This is an important step in making these cookies, because the cocoa would otherwise be overwhelmed by the nut butter. As a result, however, the cookie dough MIGHT need some time in the freezer to firm up. 5 out of 6 of my batches worked as usual, but one didn’t firm up as quickly as the others. If yours doesn’t, just pop it in the freezer for 10 minute increments until it does.
As the recipe suggests, you can bloom your cocoa with water, or you can bloom it with espresso. Espresso is dynamite in bringing out even more chocolate flavour, and also dynamite in general. Sea salt flakes are also a total game changer when working with chocolate, even if you don’t love salty desserts. Please try it, even just once!
Keep the cookies in the fridge in an airtight container. At room temperature once cool, they tend to get soggy over the space of a few hours. Keep them super crisp by keeping leftovers in the fridge or freezer.
SO, A QUICK RECAP
- You can use peanut butter or almond in this recipe. Either way, make sure it’s roasted and natural (ie containing only nuts and salt.) I recommend using smooth for this recipe, but both work.
- You can use cacao or cocoa powder in this recipe. Whichever you are using, blooming it is necessary for that deep chocolate flavour.
- I recommend using both sea salt and espresso in this recipe, but I have included both options in the method. I have also included a comparison of cookies with differing ingredients (ie water or espresso.)

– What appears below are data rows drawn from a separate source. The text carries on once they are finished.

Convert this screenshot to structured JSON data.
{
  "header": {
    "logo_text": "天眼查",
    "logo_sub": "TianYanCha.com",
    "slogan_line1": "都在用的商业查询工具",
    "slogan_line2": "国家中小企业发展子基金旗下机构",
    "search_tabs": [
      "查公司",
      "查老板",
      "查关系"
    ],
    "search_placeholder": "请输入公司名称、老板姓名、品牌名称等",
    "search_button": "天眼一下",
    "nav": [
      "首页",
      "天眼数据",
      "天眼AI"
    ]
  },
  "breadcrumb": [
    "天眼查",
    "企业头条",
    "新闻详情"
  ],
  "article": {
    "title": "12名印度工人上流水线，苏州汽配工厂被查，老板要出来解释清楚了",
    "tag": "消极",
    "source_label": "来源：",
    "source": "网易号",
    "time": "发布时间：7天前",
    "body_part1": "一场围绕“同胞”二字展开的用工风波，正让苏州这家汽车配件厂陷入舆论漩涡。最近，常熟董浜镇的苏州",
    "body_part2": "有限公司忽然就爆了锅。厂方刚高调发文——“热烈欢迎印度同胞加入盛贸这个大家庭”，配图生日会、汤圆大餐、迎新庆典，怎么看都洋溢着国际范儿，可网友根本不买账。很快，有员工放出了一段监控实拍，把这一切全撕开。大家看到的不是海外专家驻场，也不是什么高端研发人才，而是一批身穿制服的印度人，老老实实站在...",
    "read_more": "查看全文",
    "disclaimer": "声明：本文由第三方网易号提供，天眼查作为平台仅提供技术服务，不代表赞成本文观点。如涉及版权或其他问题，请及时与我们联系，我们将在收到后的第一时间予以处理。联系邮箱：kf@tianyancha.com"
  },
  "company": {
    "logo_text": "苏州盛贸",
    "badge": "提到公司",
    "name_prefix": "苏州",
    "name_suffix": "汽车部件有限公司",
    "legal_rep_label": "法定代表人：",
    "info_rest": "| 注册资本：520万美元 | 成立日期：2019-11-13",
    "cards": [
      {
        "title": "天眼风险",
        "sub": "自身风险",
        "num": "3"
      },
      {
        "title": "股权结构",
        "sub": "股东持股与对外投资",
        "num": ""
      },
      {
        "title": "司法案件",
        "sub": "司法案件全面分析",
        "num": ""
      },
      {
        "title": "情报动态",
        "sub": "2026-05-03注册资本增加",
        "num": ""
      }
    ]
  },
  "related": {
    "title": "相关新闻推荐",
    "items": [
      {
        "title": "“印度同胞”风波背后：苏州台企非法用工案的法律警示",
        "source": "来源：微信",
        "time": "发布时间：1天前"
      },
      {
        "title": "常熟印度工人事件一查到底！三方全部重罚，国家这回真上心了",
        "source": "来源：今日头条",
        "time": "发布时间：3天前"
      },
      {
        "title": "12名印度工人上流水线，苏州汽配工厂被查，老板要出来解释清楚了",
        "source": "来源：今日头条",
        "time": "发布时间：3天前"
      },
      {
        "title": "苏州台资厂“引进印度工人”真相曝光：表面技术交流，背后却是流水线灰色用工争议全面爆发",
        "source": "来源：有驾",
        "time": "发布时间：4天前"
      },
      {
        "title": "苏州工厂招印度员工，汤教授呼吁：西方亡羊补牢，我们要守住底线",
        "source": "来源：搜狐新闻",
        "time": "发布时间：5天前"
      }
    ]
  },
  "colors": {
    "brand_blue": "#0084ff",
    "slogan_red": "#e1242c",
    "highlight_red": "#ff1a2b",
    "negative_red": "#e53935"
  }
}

- You can use maple syrup or rice malt syrup for these cookies. I prefer the depth in sweetness of maple syrup, but rice malt syrup is FODMAP friendlier.
- If you use maple, make sure it’s real Canadian maple syrup, and not ‘maple flavoured syrup.’
- These cookies are vegan and refined sugar free. If you want/need to keep them that way, use vegan and refined sugar free chocolate. Hunted and Gathered, a Melbourne brand, is one of my favourites.
- My preferred combination is espresso, smooth peanut butter, rice malt syrup and sea salt flakes. They are super chewy and have a good spread. If you like a thicker, crunchy cookie, use maple syrup.
- 1 tablespoon cacao or cocoa
- 1 1/2 tablespoons fresh warm espresso or hot water
- 2 tablespoons maple syrup or rice malt syrup
- 1 teaspoon vanilla bean paste
- 100 g just over 1/3 cup natural roasted peanut butter
- 1 teaspoon baking powder
- sprinkle of sea salt flakes
- 50-100 g chocolate, roughly chopped vegan and refined sugar free if you need it to be
- Preheat the oven to 180 degrees Celsius or 356 degrees Fahrenheit.
- Mix together the cacao and boiling water in a small bowl, until a paste forms. There should be no cacao chunks. This is called ‘blooming’ the cacao, and helps it taste extra chocolate-y.
- Add the remaining ingredients and continue to mix very vigorously until a batter has formed. Place the mixture into the freezer for 10 minutes if they don’t set.
- Lightly oil your hands, and roll the dough into six even balls. Gently press them down with your palm, if you like. Cook for 10 minutes, and then bang the pan on the oven rack to give them lovely crinkles.
- You can cook for another 5 minutes, or if you like very chewy cookies, remove them from the oven. Allow them to cool completely before moving.
- Store the leftover cookies in an airtight container in the fridge to help keep them crunchy and firm.